Second, Lopez does not have a true hit single from this album. Her last album contained "Jenny From the Block," but the new album has failed to catch on the radio.

The Billboard Hot 100 Airplay chart lists Lopez's newest single, "Hold You Down," featuring the appropriately nicknamed Fat Joe, at No. 72. So far there hasn't been much of a clamor from disc jockeys to play it, and that's not a good sign.

Great singles can turn around a whole career. Just ask pop newcomer Kelly Clarkson. She doesn't have Lopez's appeal as a movie star or celebrity, but she's outselling Lopez because of her terrific single, "Since U Been Gone."

Blame for this debacle will probably rest on Lopez's husband, Marc Anthony . He's a great performer, but not one known as a hit-maker, even for his own career.

Anthony, like Ben Affleck and P. Diddy before him, seems to have eased into the quasi-manager role for Lopez at her request. It was apparently his idea to stage that unpopular living room-set duet that the pair performed on the Grammys.

Monkee Predictions

Linda Lauren, who's my favorite psychic — I don't use her, I just like to listen — is making an appearance Thursday morning on WCBS-FM radio in New York. She'll be interviewed by my favorite morning deejay, Micky Dolenz, formerly of the Monkees.

Maybe Linda can use her powers to find out what happened to Mike Nesmith. Or better yet, she can tell Micky what "Randy Scouse Git" meant. Anyway, she's on at 7:20 a.m. EST.

MP3 Players: The Right Stuff

After seeing a very odd review in The New York Times of MP3 players, I thought I'd weigh in on the subject.

I am an avowed user of products from Creative Labs, so last week I was happy to try an iRiver player. The HP10 is a sleek 5-gigabyte player, very handsome in dark grey and black. Napster-to-go is giving them out for free, so I thought I'd give it a whirl.

The iRiver almost had me: The sound is excellent, and the design is very functional and easy to operate. If only it had dedicated software.

Unfortunately, iRiver depends on Windows Media 10, which is a pretty much generic burning, ripping, and filing service. This means a few things, all bad: There is no function to tell you how much space you've used or how many tracks are in the player.

There is simply nothing "iRiver" about the iRiver — it feels like a front for Microsoft. It only works with WM10, which is also a drag.

Downloaded WMA files will not translate into MP3. And WM10, once it's downloaded, moves like a preacher into your "My Music" file. It's all about involuntary conversion.

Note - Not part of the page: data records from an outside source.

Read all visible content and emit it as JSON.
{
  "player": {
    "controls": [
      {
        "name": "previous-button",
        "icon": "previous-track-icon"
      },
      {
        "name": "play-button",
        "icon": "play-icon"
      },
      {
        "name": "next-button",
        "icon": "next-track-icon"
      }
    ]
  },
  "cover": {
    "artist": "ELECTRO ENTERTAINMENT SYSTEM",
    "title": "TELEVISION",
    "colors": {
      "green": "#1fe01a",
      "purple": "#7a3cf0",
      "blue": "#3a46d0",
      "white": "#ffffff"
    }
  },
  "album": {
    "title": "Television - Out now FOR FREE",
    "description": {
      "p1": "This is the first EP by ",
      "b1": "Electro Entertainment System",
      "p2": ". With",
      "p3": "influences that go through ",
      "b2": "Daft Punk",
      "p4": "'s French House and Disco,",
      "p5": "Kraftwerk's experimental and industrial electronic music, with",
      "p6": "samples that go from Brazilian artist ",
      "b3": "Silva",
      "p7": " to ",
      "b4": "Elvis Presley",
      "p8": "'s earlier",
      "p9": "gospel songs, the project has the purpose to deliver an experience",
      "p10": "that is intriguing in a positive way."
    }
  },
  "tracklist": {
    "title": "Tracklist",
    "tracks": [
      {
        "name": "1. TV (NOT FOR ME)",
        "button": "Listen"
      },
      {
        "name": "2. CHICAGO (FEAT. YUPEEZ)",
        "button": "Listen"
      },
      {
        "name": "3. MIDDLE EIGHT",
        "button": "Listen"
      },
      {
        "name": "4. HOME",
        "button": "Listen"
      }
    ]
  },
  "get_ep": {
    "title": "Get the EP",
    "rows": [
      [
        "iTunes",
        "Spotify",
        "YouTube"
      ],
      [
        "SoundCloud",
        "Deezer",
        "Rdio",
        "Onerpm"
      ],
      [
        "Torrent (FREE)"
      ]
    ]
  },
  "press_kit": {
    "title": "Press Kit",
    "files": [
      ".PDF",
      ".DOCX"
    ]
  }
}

Of course, there's nothing better than listening to music either live or on a good sound system, using vinyl records or CD's. But with downloading taking over, the popularity of MP3 players is on the rise.

Strangely enough, with all the players having comparable sounds, in the end it's the size and the features 3 the software for transferring and organizing files — that wins the day. Until iRiver comes up with its own software, I'll stick with Creative Labs.